Only the lines containing "Facture" belong in the answer; find them in the material below.

┄┄┄┄┄┄┄┄┄┄┄┄┄┄┄┄┄┄┄┄

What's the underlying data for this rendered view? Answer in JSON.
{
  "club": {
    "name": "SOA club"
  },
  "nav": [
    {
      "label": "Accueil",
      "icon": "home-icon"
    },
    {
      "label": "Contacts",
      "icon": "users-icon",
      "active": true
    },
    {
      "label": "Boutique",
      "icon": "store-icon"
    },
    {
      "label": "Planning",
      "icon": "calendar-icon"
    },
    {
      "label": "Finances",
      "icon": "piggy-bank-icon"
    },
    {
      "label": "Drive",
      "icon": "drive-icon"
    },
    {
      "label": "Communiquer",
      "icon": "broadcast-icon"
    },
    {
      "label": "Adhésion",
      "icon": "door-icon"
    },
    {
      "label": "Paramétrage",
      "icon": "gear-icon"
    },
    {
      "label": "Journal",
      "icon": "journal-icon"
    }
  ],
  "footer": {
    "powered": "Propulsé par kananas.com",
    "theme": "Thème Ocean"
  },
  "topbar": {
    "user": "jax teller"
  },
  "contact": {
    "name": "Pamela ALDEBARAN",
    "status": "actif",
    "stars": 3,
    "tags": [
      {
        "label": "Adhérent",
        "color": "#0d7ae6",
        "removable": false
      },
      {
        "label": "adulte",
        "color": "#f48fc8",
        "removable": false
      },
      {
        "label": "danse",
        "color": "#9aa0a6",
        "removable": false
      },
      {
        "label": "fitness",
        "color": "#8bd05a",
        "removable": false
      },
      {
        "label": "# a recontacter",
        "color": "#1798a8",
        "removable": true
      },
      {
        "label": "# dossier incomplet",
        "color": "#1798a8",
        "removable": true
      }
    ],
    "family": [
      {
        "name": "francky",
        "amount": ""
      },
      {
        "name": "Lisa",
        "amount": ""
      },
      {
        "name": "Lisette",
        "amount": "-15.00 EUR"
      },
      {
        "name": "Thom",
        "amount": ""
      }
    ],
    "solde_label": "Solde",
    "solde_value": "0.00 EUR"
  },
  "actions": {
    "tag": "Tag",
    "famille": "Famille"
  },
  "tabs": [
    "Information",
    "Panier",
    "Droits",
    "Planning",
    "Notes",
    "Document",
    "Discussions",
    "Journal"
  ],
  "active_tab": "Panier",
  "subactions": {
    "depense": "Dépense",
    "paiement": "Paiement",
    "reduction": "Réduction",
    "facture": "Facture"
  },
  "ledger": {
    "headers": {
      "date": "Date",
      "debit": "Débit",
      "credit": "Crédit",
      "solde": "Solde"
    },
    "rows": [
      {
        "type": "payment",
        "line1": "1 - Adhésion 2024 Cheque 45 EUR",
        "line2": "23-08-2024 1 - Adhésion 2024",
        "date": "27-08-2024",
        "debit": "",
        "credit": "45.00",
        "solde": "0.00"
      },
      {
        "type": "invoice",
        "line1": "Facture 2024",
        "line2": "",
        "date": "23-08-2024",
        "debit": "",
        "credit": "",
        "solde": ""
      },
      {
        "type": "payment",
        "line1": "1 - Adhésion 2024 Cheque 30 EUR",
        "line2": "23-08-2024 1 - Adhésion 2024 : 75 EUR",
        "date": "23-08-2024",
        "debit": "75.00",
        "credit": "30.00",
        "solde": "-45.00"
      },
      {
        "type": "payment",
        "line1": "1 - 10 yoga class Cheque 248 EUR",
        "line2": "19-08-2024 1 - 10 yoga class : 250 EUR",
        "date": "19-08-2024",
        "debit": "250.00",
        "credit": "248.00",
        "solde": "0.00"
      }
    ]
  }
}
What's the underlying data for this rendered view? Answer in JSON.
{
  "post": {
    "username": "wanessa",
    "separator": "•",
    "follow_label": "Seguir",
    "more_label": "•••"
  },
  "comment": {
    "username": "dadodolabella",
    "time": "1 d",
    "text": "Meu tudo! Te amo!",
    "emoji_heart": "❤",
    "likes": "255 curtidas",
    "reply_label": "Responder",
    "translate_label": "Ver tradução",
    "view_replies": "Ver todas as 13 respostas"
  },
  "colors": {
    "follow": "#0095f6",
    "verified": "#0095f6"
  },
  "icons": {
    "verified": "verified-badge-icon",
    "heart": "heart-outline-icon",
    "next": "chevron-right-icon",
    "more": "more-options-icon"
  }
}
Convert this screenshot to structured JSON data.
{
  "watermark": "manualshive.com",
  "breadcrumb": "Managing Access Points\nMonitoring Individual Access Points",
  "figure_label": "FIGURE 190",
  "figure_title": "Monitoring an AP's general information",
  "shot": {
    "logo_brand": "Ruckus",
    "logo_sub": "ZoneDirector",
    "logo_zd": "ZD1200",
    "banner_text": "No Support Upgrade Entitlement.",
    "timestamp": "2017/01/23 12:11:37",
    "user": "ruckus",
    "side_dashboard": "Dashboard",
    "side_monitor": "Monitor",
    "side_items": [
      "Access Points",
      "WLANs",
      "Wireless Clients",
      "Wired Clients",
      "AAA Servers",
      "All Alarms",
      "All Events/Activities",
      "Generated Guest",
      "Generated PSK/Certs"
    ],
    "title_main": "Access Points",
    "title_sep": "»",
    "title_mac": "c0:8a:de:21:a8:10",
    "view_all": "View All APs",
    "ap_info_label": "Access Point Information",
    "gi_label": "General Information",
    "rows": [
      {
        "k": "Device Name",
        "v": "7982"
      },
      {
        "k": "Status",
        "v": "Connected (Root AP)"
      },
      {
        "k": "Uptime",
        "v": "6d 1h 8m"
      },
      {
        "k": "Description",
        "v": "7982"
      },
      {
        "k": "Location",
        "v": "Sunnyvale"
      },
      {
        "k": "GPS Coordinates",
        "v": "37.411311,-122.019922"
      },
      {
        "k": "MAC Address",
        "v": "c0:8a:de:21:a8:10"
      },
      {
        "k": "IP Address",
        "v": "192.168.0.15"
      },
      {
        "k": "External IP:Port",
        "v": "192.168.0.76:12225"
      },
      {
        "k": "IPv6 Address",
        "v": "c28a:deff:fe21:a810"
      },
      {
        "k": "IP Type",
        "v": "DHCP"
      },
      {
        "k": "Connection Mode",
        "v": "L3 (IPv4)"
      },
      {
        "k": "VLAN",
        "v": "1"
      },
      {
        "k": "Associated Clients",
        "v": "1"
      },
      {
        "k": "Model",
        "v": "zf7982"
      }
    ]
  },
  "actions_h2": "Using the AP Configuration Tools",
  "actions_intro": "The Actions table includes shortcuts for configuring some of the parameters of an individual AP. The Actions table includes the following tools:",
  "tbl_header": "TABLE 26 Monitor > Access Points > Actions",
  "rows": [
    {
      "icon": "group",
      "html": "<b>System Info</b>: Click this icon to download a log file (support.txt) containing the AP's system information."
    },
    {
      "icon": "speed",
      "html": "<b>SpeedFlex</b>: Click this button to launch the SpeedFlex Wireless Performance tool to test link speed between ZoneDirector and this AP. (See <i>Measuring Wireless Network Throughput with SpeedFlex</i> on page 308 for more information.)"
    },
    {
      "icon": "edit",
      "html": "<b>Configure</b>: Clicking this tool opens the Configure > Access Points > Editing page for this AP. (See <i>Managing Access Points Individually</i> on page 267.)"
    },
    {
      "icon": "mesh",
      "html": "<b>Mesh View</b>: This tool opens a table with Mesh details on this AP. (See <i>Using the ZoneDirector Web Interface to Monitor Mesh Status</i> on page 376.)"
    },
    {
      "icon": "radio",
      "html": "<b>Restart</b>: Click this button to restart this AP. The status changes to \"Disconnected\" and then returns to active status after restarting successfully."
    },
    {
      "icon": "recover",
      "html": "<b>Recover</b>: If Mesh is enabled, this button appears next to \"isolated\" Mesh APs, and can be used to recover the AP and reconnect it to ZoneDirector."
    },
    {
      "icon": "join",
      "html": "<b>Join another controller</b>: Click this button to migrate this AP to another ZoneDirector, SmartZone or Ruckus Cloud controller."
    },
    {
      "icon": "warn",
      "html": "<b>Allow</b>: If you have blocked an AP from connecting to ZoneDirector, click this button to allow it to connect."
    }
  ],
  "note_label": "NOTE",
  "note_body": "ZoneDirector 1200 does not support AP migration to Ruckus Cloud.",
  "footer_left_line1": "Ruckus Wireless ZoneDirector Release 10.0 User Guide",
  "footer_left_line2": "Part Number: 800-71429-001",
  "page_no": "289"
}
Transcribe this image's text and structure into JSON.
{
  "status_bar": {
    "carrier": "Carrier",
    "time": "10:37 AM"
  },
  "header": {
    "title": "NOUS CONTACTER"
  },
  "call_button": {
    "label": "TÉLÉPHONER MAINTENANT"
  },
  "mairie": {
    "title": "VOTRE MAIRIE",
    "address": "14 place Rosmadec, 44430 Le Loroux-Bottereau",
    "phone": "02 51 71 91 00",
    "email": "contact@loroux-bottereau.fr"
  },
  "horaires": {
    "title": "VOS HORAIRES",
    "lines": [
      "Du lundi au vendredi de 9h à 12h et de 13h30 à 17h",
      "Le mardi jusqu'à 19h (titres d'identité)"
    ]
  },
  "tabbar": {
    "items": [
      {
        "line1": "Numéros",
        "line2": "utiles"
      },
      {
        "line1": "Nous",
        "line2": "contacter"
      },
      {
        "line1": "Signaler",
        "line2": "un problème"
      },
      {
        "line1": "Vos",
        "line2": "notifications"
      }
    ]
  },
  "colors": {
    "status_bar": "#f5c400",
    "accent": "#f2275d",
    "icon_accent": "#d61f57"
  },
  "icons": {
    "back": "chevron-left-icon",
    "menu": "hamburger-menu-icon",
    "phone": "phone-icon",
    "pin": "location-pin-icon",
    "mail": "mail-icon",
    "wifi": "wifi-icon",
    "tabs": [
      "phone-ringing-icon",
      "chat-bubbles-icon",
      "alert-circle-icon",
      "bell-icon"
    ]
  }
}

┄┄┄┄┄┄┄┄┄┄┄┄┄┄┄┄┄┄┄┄

* **Answer to the problem**
    "facture": "Facture"
        "line1": "Facture 2024",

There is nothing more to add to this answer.